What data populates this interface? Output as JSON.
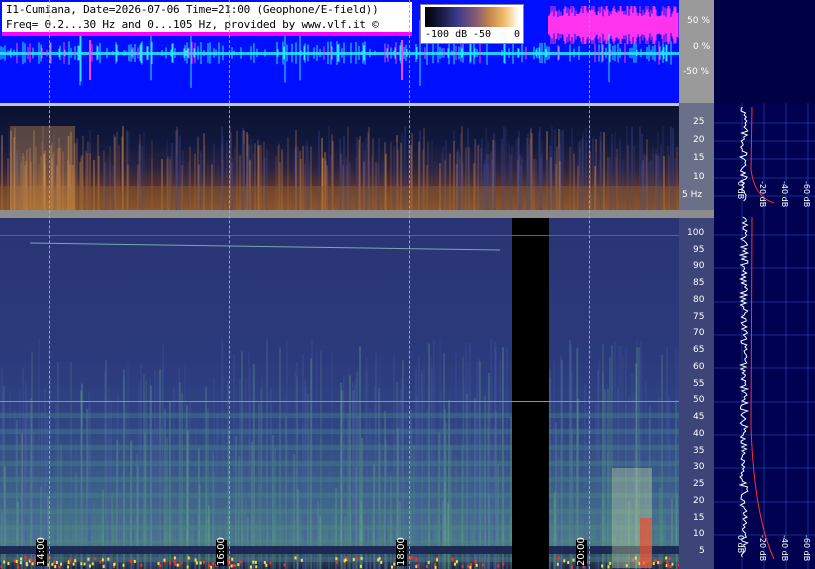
{
  "header": {
    "line1": "I1-Cumiana, Date=2026-07-06 Time=21:00 (Geophone/E-field))",
    "line2": "Freq= 0.2...30 Hz and 0...105 Hz, provided by www.vlf.it ©"
  },
  "scale": {
    "min_label": "-100 dB",
    "mid_label": "-50",
    "max_label": "0"
  },
  "waveform_axis": {
    "labels": [
      "50 %",
      "0 %",
      "-50 %"
    ]
  },
  "low_axis": {
    "labels": [
      "25",
      "20",
      "15",
      "10",
      "5 Hz"
    ]
  },
  "main_axis": {
    "labels": [
      "100",
      "95",
      "90",
      "85",
      "80",
      "75",
      "70",
      "65",
      "60",
      "55",
      "50",
      "45",
      "40",
      "35",
      "30",
      "25",
      "20",
      "15",
      "10",
      "5"
    ]
  },
  "time_markers": [
    "14:00",
    "16:00",
    "18:00",
    "20:00"
  ],
  "db_labels_low": [
    "0 dB",
    "-20 dB",
    "-40 dB",
    "-60 dB"
  ],
  "db_labels_main": [
    "0 dB",
    "-20 dB",
    "-40 dB",
    "-60 dB"
  ],
  "colors": {
    "waveform_bg": "#0010ff",
    "waveform_trace": "#22d6ff",
    "header_border": "#ff00ff",
    "marker_line": "#e6a050",
    "mains_hum": "#ff2020"
  }
}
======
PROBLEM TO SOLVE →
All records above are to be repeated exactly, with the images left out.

SOLUTION →
What data populates this interface? Output as JSON.
{
  "header": {
    "line1": "I1-Cumiana, Date=2026-07-06 Time=21:00 (Geophone/E-field))",
    "line2": "Freq= 0.2...30 Hz and 0...105 Hz, provided by www.vlf.it ©"
  },
  "scale": {
    "min_label": "-100 dB",
    "mid_label": "-50",
    "max_label": "0"
  },
  "waveform_axis": {
    "labels": [
      "50 %",
      "0 %",
      "-50 %"
    ]
  },
  "low_axis": {
    "labels": [
      "25",
      "20",
      "15",
      "10",
      "5 Hz"
    ]
  },
  "main_axis": {
    "labels": [
      "100",
      "95",
      "90",
      "85",
      "80",
      "75",
      "70",
      "65",
      "60",
      "55",
      "50",
      "45",
      "40",
      "35",
      "30",
      "25",
      "20",
      "15",
      "10",
      "5"
    ]
  },
  "time_markers": [
    "14:00",
    "16:00",
    "18:00",
    "20:00"
  ],
  "db_labels_low": [
    "0 dB",
    "-20 dB",
    "-40 dB",
    "-60 dB"
  ],
  "db_labels_main": [
    "0 dB",
    "-20 dB",
    "-40 dB",
    "-60 dB"
  ],
  "colors": {
    "waveform_bg": "#0010ff",
    "waveform_trace": "#22d6ff",
    "header_border": "#ff00ff",
    "marker_line": "#e6a050",
    "mains_hum": "#ff2020"
  }
}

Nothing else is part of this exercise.